Sen Z.

EXPERT SYSTEMS WITH APPLICATIONS, vol.38, no.12, pp.14564-14573, 2011 (SCI-Expanded) identifier identifier

  • Publication Type: Article / Article
  • Volume: 38 Issue: 12
  • Publication Date: 2011
  • Doi Number: 10.1016/j.eswa.2011.05.026
  • Journal Indexes: Science Citation Index Expanded (SCI-EXPANDED), Scopus
  • Page Numbers: pp.14564-14573
  • Istanbul Technical University Affiliated: No

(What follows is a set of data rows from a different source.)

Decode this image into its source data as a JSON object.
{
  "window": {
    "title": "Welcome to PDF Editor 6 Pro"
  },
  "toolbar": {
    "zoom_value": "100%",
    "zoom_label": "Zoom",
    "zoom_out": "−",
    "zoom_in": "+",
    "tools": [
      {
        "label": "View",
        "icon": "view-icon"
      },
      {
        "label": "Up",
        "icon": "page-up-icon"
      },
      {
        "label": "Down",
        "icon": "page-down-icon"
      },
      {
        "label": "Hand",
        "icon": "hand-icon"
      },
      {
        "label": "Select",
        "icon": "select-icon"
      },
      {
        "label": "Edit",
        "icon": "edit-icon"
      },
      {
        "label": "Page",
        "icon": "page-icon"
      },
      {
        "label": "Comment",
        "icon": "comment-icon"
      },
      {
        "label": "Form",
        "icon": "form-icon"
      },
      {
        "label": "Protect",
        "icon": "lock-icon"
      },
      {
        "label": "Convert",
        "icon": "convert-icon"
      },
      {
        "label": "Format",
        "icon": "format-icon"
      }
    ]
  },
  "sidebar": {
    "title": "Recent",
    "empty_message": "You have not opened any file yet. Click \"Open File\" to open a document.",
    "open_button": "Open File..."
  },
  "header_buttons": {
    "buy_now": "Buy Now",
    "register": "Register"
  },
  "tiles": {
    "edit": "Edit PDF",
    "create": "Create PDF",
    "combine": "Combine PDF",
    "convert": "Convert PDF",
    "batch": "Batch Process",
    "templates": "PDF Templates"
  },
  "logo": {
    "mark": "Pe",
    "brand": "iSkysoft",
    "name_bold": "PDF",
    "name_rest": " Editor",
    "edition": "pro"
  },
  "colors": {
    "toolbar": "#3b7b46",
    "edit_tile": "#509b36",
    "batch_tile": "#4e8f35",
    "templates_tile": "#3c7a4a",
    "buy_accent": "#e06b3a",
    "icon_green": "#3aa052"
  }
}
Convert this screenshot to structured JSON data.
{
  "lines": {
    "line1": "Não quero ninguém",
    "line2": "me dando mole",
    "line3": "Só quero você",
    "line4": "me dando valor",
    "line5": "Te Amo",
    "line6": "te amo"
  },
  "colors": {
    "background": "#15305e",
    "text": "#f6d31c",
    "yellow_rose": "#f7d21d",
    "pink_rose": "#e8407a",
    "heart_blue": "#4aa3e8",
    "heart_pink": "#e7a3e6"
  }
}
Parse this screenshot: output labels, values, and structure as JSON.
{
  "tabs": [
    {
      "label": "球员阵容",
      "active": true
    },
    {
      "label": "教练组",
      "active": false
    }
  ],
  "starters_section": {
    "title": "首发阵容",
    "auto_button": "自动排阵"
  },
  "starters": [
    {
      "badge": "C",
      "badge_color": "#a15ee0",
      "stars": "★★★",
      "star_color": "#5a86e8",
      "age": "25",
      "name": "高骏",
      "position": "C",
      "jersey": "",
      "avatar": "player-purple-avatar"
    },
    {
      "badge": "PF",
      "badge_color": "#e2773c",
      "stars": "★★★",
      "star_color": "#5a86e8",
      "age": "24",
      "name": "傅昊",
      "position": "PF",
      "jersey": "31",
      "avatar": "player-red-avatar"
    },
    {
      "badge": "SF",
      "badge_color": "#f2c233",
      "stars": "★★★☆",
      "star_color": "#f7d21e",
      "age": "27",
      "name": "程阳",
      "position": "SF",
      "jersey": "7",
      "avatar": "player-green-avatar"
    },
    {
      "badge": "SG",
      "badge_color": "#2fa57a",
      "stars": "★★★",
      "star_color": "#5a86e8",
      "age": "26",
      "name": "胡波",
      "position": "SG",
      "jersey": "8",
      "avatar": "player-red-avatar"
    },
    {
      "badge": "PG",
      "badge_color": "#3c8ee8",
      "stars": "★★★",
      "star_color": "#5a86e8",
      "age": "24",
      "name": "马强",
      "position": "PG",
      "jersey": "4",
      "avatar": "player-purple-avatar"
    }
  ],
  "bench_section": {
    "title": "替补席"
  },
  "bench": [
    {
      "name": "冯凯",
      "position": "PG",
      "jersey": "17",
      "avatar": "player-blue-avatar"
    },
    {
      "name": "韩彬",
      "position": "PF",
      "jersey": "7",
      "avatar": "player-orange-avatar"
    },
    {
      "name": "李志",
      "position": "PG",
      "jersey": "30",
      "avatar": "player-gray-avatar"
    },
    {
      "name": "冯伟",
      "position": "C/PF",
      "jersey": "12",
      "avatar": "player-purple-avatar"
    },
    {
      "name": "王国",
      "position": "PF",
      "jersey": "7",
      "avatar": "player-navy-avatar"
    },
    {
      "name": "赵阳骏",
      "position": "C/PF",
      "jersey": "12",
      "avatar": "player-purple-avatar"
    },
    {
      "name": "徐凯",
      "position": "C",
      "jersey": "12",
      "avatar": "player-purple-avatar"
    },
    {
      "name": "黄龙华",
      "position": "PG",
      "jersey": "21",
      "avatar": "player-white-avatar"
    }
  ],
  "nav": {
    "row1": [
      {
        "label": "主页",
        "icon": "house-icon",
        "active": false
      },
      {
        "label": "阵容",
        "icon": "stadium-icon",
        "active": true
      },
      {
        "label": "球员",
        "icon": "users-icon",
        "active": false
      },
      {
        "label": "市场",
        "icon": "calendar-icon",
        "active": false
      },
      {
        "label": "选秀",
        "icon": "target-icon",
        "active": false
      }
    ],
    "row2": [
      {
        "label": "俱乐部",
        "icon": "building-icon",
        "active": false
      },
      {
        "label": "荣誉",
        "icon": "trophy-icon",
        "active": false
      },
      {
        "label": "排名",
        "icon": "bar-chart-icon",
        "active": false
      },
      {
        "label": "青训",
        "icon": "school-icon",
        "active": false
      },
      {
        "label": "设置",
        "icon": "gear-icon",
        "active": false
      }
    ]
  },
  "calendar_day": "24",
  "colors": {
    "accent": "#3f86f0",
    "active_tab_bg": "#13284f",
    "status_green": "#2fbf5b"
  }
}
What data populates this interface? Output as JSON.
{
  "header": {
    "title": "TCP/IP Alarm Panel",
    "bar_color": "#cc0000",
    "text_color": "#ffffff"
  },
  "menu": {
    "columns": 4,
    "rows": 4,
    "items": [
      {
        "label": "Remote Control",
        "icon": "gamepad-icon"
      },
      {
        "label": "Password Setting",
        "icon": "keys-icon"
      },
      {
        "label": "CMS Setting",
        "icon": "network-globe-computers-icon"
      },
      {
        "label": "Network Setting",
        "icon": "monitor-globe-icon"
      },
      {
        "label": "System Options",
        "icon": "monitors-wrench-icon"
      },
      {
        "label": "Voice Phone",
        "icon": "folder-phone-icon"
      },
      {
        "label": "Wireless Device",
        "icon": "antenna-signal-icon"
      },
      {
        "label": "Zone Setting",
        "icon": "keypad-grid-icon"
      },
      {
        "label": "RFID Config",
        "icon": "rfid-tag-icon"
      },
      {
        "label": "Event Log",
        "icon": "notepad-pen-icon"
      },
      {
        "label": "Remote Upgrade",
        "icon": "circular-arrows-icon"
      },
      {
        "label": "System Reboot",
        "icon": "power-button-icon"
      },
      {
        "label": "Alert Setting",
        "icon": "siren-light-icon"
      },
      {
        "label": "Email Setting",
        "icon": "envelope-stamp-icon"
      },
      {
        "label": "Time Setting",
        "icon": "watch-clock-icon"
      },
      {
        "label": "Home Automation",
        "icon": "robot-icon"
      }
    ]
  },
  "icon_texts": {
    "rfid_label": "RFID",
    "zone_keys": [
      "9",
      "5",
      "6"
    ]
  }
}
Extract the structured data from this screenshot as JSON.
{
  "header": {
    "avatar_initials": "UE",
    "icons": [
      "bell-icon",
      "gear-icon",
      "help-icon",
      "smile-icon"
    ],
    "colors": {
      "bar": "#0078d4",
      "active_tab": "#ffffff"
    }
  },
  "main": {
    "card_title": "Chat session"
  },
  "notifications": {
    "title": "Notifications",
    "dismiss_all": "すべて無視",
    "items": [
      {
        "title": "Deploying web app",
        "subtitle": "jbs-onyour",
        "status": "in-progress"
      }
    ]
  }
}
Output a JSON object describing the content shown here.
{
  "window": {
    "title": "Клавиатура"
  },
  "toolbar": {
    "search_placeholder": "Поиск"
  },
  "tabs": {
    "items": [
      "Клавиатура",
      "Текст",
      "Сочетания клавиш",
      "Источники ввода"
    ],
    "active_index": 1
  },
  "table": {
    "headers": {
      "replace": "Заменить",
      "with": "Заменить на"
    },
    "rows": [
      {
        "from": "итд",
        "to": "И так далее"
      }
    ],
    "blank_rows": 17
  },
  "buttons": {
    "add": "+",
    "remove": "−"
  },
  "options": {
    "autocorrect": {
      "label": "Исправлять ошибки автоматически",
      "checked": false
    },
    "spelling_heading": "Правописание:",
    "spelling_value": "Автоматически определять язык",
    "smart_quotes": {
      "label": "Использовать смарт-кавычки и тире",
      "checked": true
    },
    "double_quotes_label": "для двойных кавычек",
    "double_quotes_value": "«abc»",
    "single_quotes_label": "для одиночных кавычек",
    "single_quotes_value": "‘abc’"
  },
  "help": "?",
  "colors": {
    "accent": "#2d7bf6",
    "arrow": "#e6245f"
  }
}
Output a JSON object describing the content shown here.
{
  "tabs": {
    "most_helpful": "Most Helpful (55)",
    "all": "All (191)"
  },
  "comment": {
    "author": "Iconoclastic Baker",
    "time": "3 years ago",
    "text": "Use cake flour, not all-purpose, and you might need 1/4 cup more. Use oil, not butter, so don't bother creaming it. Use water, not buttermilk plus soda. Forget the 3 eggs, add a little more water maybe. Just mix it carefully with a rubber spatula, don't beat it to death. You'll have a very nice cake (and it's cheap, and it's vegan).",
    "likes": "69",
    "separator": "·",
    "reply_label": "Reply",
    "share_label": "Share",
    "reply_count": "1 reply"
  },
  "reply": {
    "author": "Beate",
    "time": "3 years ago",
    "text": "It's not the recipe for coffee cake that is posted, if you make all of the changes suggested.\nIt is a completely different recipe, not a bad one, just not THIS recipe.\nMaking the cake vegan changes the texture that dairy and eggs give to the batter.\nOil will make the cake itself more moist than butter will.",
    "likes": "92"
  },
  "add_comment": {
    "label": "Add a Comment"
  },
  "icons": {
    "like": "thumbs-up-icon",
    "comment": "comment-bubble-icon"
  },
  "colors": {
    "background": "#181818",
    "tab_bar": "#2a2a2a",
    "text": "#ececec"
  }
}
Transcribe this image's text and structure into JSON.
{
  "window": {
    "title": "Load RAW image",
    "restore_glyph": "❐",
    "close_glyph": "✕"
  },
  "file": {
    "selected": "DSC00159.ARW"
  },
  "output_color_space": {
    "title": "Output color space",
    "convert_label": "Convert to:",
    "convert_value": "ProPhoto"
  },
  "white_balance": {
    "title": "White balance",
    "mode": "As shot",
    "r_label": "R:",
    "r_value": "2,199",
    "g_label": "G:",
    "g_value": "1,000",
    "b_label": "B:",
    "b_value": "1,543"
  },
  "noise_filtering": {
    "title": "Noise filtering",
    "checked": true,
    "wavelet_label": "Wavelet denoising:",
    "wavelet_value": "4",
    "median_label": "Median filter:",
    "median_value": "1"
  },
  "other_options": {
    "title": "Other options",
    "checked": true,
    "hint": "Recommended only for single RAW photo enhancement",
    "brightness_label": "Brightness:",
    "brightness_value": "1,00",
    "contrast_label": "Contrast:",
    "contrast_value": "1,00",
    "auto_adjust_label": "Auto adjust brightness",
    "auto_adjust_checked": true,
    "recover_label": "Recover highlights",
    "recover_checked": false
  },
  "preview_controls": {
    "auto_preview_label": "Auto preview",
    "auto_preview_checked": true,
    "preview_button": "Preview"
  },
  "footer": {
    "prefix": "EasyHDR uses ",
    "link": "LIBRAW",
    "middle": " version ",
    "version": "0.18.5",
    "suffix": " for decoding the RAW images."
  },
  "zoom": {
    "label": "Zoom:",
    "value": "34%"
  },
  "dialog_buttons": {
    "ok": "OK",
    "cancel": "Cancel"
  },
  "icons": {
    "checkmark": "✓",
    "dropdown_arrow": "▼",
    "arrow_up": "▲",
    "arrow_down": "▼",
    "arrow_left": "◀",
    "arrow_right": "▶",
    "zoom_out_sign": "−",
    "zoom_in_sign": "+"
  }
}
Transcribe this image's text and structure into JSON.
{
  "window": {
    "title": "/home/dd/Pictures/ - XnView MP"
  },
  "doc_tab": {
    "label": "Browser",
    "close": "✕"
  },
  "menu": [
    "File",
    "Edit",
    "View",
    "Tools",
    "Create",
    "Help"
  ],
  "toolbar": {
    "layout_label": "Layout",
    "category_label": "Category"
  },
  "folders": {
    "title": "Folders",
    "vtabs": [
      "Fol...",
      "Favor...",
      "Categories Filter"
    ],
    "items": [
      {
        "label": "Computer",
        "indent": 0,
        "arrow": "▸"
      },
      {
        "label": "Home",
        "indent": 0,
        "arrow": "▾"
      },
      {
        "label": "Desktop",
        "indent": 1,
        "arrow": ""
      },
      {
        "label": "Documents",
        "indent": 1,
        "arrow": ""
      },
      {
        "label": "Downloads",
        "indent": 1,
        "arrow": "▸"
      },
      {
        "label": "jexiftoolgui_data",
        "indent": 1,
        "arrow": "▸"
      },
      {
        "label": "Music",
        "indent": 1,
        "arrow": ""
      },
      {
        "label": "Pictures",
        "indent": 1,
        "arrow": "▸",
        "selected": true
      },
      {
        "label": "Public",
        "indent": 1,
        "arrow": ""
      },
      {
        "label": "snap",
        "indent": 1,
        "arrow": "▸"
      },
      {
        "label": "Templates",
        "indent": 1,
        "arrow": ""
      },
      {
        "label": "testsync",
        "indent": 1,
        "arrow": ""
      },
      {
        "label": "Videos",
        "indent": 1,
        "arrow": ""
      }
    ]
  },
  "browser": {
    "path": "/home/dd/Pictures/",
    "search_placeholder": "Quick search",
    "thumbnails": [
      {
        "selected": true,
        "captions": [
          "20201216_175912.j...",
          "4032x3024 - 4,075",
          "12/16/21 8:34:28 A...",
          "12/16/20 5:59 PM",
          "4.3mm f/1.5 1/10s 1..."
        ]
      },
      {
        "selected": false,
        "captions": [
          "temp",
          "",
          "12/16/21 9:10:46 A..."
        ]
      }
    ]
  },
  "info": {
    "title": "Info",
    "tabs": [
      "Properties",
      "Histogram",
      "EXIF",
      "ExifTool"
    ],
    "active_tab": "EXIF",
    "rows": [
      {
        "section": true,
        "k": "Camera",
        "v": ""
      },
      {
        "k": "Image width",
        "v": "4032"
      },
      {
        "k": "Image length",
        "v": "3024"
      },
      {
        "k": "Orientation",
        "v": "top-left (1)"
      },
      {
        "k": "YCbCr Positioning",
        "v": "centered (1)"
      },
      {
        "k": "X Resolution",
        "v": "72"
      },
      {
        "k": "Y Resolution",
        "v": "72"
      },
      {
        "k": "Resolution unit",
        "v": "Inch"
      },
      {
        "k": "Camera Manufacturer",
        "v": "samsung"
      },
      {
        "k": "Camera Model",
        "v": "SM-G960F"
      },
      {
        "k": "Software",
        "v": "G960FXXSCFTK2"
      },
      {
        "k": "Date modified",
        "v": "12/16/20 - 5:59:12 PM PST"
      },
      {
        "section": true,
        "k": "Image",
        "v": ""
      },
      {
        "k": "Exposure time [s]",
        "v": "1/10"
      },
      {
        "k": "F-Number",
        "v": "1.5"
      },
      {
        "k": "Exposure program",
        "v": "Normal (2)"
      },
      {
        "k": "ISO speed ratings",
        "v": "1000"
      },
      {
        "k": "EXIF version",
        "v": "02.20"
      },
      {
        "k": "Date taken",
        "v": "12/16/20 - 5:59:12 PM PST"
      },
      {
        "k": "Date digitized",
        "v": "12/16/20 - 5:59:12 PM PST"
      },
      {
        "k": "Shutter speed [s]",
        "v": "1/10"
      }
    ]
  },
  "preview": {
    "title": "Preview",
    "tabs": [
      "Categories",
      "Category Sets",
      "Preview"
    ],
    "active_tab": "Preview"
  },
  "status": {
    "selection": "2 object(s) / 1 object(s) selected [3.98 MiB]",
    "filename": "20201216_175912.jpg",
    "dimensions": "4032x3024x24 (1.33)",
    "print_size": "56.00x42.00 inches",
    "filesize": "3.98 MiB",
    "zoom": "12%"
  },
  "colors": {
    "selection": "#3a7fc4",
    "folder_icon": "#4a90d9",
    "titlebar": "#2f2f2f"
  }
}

Building hazard assessment prior to earthquake occurrence exposes interesting problems especially in earthquake prone areas. Such an assessment provides an early warning system for building owners as well as the local and central administrators about the possible hazards that may occur in the next scenario earthquake event, and hence pre- and post-earthquake preparedness can be arranged according to a systematic program. For such an achievement, it is necessary to have efficient models for the prediction of hazard scale of each building within the study area. Although there are subjective intensity index methods for such evaluations, the objective of this paper is to propose a useful tool through fuzzy logic (FL) to classify the buildings that would be vulnerable to earthquake hazard. The FL is a soft computing intelligent reasoning methodology, which is rapid, simple and easily applicable with logical and rational association between the building-hazard categories and the most effective factors. In this paper, among the most important factors are the story number (building height), story height ratio, cantilever extension ratio, moment of inertia (stiffness), number of frames, column and shear wall area percentages. Their relationships with the five hazard categories are presented through a supervised hazard center classification method. These five categories are "none", "slight", "moderate", "extensive", and "complete" hazard classes. A new supervised FL classification methodology is proposed similar to the classical fuzzy c-means procedure for the allocation of hazard categories to individual buildings. The application of the methodology is presented for Zeytinburnu quarter of Istanbul City, Turkey. It is observed that out of 747 inventoried buildings 7.6%, 50.0%, 14.6%, 20.1%, and 7.7% are subject to expected earthquake with "none", "slight", "moderate", "extensive", and "complete" hazard classes, respectively. (C) 2011 Elsevier Ltd. All rights reserved.